Once you exclude my childhood lemonade stands, movie rental businesses, and lawn mowing operations, I have attempted serious entrepreneurship twice in my life. One time it flopped, the second time it worked out quite well.
If you’re struggling to find business ideas that actually work, perhaps you can learn a thing or two from my story. Here are my two attempts at entrepreneurship:
Startup Idea One: Big, Bad, Brilliant, and Unsuccessful
The first business came about during college, when I launched StageOff.com (no longer in operation) – a website with the focus of being an online talent show. I realized that YouTube was doing well, and American Idol was doing well. If I could combine the two (idea arbitrage), I could be a huge success! While I did a relatively good job with the marketing (getting myself interviewed on NBC, discussed by WSJ writers, and mentioned on multiple blogs), I was weak in two areas.
First, I can’t stand programming! Although I don’t mind sitting in front of a computer to write, any time I have to deal with even the smallest technical element of the online world, I get incredibly bored. Therefore, I hired programmers in India to develop the website for me. The drawback to this was that I had to pay someone any time I needed even the slightest change made.
Second, learning from Facebook and YouTube, I planned to make my millions from advertising. I didn’t stop to think that you need an incredibly large audience to make any kind of a profit from advertising. While it is possible to reach a user base that large, you have to have some sort of financing strategy in place to survive until you make it.
With StageOff I decide to go big or go home. I went home.
Startup Idea Two: Knowledgeable, Profitable, Scalable, and Successful
My second stint at serious entrepreneurship was right after dropping out of my PHD program. I needed a way to make a living until I could find a job that interested me.
This time, rather than trying to start a new business in a field I was unfamiliar with, I scaled up in an area I was already making a little side cash from – freelance writing and marketing.

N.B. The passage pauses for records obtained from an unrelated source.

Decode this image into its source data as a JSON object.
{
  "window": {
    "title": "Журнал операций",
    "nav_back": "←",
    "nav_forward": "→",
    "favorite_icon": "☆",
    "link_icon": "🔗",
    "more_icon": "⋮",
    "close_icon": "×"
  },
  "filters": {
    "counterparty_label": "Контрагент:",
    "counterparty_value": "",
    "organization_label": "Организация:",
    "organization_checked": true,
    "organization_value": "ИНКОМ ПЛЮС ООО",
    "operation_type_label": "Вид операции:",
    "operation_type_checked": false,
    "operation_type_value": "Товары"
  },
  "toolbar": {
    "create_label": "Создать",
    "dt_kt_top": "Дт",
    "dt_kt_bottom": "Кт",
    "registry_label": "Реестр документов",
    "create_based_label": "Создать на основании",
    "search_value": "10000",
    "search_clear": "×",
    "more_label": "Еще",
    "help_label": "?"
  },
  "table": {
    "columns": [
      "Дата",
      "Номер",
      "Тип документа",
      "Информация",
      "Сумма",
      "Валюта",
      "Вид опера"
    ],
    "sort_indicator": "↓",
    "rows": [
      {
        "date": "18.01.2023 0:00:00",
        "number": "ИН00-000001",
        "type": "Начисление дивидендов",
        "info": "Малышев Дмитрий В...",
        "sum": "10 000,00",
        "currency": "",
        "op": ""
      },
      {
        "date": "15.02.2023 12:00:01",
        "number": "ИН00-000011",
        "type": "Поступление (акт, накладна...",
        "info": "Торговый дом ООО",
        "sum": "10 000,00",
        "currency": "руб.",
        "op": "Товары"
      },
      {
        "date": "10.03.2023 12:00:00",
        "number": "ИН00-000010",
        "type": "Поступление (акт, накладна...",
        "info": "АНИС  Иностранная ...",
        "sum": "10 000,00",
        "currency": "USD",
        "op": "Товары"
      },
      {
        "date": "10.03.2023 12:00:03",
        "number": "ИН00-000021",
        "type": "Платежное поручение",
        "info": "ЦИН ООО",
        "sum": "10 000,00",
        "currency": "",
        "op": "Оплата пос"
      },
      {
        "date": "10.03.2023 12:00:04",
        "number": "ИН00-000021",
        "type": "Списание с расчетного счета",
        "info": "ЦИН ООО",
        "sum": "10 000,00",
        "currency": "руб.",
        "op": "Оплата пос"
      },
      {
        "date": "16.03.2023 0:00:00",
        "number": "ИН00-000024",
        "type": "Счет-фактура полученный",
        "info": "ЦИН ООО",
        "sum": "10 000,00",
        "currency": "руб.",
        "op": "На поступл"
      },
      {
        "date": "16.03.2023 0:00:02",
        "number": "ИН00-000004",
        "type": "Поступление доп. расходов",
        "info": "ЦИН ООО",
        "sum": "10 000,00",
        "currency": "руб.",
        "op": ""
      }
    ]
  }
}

For a couple of years I had been casually picking up freelance jobs in writing and marketing. My experience in marketing StageOff proved to be a valuable asset in promoting my marketing abilities to others. Meanwhile, my HubPages portfolio, where I had been writing for fun and money, made it easy for potential clients to view my work.
It wasn’t long before I was able to make $50+ an hour writing online!
The benefit of this business venture, as opposed to StageOff, was that I started making money right away. StageOff required an investment of time and money without any guarantee of a return. Meanwhile, I didn’t have to invest any time or money into my freelance business unless I had a client already lined up to pay.
The Two Types of Entrepreneurship
As I discovered from my personal journey, there are two types of entrepreneurial ventures.
The first type of entrepreneurial venture is what I call The Exciting Gamble. The characteristics of this form of startup include:
- Starting a business because it sounds fun. In all reality, startups take a lot of time. If you are only launching this business because you think it will be fun, you will have a hard time focusing when reality hits.
- Launching a business in an unfamiliar industry. Facebook wasn’t started by a social media expert, it was started by a computer programming nerd. You may be the world’s best lawyer, but that doesn’t mean that you will launch the world’s best restaurant. If you are unfamiliar with the industry, and you don’t hire someone who knows what they’re doing, you’ll soon discover that the deck is rigged against you.
- Creating a business that requires a large investment of time and money to be operational. If your business needs 100,000 monthly visitors to be sustainable, or your app costs $100,000 to develop, take a step back. What happens if your concept doesn’t initially peak people’s interest? Can you still support yourself and your business while redesigning it? Many businesses fail because the founders end up under calculating the startup costs by fifty percent or more.
Ultimately, The Exciting Gamble venture creates a mirage of riches and glory, but usually falls flat on its face.
The second type of venture is what I call The Logical Next Step. The characteristics of this type of startup include:
- Starting a business in an industry where you are already an expert. It makes complete sense for someone who worked as a hospital recruiter to go and start their own recruitment agency. However, it doesn’t make a whole lot of since for that recruiter to buy out a hair salon. If you are familiar with an industry, you will already know what you need to do to succeed, you will have the networks in place to support your venture, and you will understand the risks involved.
- Launching a business that will start making money immediately. Don’t invest time and money into an untested idea. If you can start small, and leave room to grow quickly, you will be far more likely to succeed than if you have to get large before you can actually start making money.
- Creating a business that is the logical next step. If a chef starts catering on the side, and realizes that people love his dishes, starting a restaurant would be the next logical step. Meanwhile for a nurse to quit her job to start a restaurant would be completely out of character.
Read about any successful entrepreneur and you will discover a clear pathway of experiences that attributed to their success. If you want to succeed with any business, make sure that you set yourself up to have that business be the next logical step.
When you have the experience, network, and financing to support your idea, your odds of success will be exponentially higher.
What have you seen and experienced in regards to starting a new venture? Is it possible to succeed without any experience in the industry, or do you need to be a pro before you can become an entrepreneur?